Medical students in the Longlook program at Griffith University have identified issues that may lead to better guidelines for country doctors and their patients.

The student researchers are based at five Queensland rural hospitals.

Arianne Kollosche, currently in her third year of medicine at Griffith has been involved with an unprecedented study of paediatric presentations at the Emergency Department (ED) at Dalby Hospital.

“The preliminary data suggest that a significant number of babies and children are being brought to the ED when they would be better served by their family GP,” she says.

“In a hospital setting, paediatric consultation generally takes longer than an adult consultation but it’s not all about wasting hospital resources. “Taking children to hospital for non- urgent issues also interferes with the continuity of care they get if they’re seen by their own doctor.”
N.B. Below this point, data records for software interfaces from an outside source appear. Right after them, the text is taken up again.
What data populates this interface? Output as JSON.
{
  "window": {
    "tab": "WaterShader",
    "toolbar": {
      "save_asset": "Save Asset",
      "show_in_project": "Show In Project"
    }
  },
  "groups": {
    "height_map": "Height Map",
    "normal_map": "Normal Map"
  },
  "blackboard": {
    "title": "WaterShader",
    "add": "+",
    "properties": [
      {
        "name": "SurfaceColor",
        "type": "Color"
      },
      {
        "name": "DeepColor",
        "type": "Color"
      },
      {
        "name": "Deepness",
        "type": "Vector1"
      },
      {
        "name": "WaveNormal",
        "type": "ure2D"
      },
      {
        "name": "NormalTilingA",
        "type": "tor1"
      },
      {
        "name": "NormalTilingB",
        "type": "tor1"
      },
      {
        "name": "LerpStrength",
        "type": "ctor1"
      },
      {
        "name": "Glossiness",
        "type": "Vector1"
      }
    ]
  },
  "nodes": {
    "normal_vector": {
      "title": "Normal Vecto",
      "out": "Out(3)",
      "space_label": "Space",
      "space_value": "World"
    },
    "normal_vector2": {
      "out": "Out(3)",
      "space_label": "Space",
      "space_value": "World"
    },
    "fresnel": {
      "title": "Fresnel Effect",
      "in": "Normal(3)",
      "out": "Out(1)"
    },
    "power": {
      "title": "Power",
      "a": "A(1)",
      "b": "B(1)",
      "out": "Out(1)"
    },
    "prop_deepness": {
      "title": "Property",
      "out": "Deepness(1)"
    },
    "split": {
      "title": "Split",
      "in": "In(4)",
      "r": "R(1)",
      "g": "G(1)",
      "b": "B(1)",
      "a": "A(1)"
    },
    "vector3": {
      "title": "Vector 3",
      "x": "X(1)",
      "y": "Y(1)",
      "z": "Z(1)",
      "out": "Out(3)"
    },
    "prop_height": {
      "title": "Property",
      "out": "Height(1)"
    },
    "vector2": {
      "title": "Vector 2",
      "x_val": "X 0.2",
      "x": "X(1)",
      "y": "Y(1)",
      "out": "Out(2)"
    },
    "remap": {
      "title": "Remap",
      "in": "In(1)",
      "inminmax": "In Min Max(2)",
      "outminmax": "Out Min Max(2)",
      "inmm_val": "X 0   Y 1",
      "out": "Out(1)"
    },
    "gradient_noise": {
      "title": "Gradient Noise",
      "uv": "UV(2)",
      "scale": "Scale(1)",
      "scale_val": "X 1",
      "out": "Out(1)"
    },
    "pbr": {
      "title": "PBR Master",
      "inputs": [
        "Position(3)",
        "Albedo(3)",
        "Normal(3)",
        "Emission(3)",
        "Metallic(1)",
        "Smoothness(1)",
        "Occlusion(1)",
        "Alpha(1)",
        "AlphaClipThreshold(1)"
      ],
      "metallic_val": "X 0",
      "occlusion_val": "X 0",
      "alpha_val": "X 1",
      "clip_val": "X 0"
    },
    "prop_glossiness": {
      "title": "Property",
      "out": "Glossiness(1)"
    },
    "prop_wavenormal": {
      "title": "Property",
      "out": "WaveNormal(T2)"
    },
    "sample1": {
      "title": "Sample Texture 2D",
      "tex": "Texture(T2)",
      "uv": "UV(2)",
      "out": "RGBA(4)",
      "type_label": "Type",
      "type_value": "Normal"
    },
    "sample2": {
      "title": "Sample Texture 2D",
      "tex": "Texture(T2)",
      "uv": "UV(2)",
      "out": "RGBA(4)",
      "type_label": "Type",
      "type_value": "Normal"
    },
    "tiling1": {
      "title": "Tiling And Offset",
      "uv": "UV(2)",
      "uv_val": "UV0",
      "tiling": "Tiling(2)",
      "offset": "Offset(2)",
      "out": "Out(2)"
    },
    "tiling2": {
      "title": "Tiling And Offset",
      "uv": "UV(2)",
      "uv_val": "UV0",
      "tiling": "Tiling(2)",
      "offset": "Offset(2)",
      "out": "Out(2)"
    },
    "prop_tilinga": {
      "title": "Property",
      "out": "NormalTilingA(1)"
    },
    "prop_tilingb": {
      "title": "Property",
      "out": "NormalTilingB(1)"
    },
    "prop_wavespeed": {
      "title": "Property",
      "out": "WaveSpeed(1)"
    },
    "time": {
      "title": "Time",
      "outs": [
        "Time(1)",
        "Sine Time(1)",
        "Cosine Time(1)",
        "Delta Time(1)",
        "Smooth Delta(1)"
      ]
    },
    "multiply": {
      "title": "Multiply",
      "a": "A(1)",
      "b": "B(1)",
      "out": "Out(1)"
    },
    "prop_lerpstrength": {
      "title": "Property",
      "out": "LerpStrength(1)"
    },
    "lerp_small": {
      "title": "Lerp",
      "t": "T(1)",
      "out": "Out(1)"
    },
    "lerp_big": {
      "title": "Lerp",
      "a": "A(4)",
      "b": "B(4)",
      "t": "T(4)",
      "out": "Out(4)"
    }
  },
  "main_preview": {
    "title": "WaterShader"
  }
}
Arianne says the Dalby study also looked at agricultural injuries and found that fractures, lacerations and motorbike accidents are top of the list of cases seen in the ED, rating just below upper respiratory tract infections.

“We really need to compare these percentages to those at metropolitan hospitals and explore the feasibility of improved health and safety awareness campaigns to help prevent these injuries in farming communities.”

Arianne believes the initial results have shown that the research merits further investigation and offers the opportunity to develop GP guidelines and education strategies to help country towns better manage health services.